In the digital world however, the same transaction is tedious to say the least. Every service provider asks you to first sign up by filling forms, then sign in, then avail the service, then pay, then authenticate yourself again, then sign off. In effect, the consumer ends up with a mountain pile of usernames and passwords. The beleaguered user is a slave of Usernames! An identity given to you by one business can't be used by another business. It is not the identity that you have chosen for yourself.
The government program Digital India is laying the path for a consumer to be identified digitally and instantly so, just like she would be identified by an offline business.
Now, this is not enough for interacting with businesses, isn't it? Not only must the consumer identify herself but must also have a way to provide additional credible and verifiable information to an online business quickly and seamlessly in order to avail a service. This opens up a pressing need for everyone to manage their digital identity and digital footprint, better. And this is the only way we can mimic an offline experience digitally.

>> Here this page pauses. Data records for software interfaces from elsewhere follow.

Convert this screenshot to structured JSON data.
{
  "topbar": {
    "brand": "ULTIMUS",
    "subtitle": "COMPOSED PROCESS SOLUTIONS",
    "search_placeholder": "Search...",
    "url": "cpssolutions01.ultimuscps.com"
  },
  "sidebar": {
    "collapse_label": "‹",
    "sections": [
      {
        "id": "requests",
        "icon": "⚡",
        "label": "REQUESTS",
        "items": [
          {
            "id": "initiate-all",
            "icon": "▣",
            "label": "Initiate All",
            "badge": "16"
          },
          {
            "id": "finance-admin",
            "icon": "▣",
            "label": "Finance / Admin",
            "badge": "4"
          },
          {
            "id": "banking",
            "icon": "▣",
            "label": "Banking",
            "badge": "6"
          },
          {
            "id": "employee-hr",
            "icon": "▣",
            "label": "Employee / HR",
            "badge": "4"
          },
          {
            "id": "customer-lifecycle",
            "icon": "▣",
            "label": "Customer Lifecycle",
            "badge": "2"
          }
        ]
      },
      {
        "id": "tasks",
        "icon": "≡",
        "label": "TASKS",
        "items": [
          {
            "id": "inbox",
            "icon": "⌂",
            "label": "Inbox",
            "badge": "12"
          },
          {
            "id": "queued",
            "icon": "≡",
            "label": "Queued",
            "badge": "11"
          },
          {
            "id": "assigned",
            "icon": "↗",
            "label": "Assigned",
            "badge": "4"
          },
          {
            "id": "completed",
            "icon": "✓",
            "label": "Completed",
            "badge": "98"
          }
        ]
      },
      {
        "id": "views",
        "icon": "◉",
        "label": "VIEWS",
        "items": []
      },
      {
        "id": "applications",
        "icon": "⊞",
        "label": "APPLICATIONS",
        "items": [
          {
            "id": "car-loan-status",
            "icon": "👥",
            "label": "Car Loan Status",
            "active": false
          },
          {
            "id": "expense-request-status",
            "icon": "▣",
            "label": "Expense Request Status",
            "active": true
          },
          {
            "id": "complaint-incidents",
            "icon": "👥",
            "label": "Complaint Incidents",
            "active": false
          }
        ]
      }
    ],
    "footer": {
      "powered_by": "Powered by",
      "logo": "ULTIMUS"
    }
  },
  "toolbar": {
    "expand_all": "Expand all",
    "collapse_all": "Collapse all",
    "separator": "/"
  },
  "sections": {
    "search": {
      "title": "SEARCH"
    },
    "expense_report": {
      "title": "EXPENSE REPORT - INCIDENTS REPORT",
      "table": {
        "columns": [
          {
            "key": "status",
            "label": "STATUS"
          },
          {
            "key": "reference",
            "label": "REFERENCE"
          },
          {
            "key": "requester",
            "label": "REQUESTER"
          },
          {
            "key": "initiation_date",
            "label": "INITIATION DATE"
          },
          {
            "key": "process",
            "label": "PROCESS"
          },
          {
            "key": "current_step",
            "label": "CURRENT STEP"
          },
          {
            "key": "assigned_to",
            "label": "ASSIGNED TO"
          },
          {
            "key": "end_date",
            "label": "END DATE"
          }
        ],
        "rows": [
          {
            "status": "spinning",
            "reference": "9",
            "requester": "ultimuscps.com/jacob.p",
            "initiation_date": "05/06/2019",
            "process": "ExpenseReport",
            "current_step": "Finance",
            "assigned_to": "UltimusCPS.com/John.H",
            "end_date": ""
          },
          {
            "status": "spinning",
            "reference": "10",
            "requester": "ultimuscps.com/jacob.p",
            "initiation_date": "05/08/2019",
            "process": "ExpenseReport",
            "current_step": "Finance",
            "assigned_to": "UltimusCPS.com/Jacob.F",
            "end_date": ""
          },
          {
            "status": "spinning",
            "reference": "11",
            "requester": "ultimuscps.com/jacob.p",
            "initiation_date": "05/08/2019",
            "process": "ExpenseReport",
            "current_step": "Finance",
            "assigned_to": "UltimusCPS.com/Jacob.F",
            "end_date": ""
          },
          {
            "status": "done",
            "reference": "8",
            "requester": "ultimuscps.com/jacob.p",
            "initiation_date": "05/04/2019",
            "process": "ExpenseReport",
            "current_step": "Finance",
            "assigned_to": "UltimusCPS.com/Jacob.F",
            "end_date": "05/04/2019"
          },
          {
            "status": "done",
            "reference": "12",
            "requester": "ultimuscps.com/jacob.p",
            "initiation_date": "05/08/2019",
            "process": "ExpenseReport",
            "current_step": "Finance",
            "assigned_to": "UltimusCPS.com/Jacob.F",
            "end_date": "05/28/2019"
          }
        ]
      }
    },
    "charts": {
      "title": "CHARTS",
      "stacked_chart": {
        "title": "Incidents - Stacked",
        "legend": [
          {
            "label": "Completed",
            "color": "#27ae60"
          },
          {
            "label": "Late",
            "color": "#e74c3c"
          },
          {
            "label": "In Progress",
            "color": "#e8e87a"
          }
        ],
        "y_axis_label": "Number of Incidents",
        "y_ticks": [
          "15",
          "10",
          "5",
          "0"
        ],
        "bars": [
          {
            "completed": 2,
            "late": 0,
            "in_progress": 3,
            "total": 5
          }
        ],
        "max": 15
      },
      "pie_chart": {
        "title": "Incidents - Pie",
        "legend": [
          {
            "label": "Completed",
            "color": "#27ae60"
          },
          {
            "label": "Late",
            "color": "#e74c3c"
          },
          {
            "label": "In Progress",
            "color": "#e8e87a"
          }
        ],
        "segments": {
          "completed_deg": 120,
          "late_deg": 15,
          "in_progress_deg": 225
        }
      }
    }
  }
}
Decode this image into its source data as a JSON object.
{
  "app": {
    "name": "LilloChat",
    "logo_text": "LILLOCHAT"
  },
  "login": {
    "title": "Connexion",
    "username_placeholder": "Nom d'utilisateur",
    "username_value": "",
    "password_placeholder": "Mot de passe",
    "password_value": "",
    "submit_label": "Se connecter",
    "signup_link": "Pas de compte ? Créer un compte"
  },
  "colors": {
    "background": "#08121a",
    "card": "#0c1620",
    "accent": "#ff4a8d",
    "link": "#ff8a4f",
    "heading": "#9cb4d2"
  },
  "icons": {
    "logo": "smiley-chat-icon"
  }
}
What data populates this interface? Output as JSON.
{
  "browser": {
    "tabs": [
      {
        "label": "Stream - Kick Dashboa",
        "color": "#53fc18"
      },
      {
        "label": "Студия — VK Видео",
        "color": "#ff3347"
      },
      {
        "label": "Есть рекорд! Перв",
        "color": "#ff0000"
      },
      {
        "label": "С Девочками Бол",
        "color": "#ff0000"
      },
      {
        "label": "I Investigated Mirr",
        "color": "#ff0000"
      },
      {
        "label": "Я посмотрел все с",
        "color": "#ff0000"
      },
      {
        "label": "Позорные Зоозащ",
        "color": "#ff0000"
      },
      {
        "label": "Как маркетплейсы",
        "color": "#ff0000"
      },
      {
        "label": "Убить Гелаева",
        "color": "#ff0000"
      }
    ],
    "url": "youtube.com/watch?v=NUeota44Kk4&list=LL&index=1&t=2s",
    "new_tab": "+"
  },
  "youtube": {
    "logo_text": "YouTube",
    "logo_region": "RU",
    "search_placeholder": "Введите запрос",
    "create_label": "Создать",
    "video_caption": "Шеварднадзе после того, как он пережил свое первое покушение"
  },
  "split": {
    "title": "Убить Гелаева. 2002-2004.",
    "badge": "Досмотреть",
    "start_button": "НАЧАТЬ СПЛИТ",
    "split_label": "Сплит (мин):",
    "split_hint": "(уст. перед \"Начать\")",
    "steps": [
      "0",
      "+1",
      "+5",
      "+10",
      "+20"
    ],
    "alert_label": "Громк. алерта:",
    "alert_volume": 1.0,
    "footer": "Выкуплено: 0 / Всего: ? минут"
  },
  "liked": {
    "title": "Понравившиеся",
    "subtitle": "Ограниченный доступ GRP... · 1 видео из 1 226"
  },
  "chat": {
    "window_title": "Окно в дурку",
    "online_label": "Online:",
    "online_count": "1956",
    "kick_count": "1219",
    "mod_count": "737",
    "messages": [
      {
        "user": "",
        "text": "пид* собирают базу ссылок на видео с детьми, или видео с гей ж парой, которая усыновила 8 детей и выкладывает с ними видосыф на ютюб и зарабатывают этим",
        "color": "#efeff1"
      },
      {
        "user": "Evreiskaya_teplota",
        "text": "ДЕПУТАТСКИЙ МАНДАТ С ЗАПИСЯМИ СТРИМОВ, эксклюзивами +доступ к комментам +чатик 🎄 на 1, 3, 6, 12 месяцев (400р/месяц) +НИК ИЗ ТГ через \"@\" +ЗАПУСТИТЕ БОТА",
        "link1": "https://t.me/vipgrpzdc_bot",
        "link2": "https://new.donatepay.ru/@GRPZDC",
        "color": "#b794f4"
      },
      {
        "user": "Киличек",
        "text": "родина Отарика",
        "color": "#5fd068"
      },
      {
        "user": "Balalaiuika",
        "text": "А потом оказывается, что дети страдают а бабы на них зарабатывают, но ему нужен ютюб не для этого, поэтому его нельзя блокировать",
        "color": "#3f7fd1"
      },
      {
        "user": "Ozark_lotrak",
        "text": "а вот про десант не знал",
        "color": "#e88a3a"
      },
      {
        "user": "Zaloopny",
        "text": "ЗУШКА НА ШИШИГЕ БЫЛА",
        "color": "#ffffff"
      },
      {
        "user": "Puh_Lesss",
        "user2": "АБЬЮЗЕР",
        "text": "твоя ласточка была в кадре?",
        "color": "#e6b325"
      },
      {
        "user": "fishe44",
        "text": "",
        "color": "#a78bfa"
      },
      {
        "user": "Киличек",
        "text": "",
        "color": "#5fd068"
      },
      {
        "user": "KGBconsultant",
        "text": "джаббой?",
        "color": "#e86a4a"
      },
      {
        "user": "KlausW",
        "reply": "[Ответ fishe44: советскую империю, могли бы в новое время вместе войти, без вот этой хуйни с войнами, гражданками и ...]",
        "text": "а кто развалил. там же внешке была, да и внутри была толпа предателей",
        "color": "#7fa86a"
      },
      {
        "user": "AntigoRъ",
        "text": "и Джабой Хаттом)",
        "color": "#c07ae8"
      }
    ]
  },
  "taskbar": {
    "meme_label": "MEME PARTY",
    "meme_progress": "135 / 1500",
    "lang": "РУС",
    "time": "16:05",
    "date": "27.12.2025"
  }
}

With the growing power in digital identities, it becomes essential for the consumer to be aware of her data and be able to absolutely control the consumption of it. To sustain the intense digitization wave that has now begun, while still making sure data privacy is not at risk, the world must move from a business-centric view to a consumer-centric view.
India is building one of the finest digital infrastructures for tomorrow's world. A rich buffet of APIs that help consumers identify themselves; manage their digital footprints; access financial services and control data access, all of this through consent.
On top of the India stack, businesses have this unprecedented opportunity to engage with a consumer individually or collaboratively. Multiple service providers can come together and offer a packaged deal to a consumer. For example, a bank can finance an MSME along with an insurance company which insures the loan amount along with a business consulting company who is also roped in as a part of the offer to impart necessary technology upgrade and skill training to the MSME team. This not only gives financial access to the MSME but also makes sure that any chances of the entrepreneur failing are minimised. It is imperative to find that win-win model where public-private partnerships flourish with mutual-benefit.